(Items from an interface collection)

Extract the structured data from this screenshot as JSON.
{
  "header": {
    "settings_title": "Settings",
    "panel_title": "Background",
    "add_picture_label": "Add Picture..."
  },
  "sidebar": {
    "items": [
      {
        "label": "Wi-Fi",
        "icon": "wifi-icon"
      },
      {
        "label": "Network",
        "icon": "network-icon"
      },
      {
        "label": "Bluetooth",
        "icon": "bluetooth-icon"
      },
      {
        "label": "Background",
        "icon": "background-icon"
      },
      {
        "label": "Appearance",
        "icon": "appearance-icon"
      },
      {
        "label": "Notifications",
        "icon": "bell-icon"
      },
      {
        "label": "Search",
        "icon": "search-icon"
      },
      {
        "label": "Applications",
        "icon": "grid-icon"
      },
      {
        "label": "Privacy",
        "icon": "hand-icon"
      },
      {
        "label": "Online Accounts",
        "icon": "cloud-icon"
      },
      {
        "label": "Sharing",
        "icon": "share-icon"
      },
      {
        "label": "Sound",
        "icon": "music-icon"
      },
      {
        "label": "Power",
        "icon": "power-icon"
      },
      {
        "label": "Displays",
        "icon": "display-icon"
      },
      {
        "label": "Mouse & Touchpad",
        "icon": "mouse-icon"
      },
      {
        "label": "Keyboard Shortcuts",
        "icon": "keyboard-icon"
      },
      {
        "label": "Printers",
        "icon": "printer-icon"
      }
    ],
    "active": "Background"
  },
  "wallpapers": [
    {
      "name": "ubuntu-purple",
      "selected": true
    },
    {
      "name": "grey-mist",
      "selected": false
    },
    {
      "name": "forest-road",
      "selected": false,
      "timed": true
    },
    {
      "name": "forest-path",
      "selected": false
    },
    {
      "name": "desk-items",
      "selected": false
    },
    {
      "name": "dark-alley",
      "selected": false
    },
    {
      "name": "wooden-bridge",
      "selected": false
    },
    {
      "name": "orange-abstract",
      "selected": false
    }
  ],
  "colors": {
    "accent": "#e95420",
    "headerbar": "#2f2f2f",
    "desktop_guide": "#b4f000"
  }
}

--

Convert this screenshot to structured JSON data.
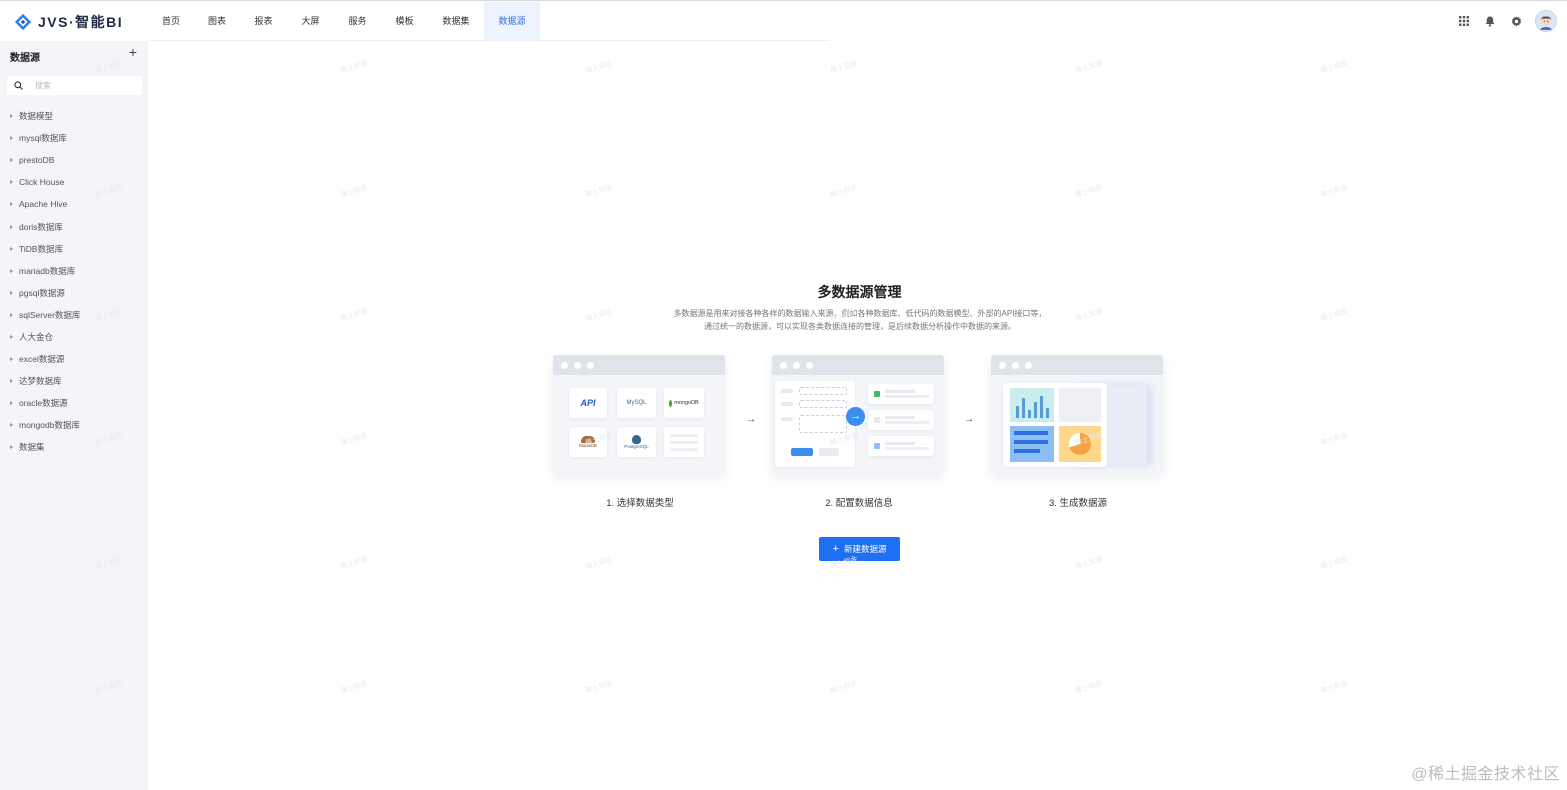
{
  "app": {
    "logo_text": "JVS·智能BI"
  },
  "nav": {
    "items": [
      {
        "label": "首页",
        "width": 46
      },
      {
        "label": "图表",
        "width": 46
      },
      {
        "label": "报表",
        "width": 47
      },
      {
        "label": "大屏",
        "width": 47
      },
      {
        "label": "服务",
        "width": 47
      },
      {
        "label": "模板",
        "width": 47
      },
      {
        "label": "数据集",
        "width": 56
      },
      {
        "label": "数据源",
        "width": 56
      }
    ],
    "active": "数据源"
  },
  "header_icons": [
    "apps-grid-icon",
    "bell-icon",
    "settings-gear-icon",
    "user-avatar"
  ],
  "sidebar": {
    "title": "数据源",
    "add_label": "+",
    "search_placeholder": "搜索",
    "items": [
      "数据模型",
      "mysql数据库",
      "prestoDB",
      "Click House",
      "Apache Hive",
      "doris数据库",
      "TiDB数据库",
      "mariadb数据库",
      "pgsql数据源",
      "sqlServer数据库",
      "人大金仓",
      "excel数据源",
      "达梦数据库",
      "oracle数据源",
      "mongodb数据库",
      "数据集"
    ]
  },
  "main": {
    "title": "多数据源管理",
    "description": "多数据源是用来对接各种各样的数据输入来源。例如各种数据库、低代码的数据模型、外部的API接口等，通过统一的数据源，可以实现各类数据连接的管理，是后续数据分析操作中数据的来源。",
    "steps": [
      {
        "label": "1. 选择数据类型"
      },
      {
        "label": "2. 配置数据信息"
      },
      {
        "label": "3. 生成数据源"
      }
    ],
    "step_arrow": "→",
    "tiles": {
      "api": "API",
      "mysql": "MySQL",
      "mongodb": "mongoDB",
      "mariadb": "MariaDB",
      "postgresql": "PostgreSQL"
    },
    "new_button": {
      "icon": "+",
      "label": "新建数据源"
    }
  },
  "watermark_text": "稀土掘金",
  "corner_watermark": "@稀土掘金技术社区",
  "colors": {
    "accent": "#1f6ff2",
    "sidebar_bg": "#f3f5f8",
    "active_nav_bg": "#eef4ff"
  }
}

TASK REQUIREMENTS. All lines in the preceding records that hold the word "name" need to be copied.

RESULT BELOW.
      "name": "ubuntu-purple",
      "name": "grey-mist",
      "name": "forest-road",
      "name": "forest-path",
      "name": "desk-items",
      "name": "dark-alley",
      "name": "wooden-bridge",
      "name": "orange-abstract",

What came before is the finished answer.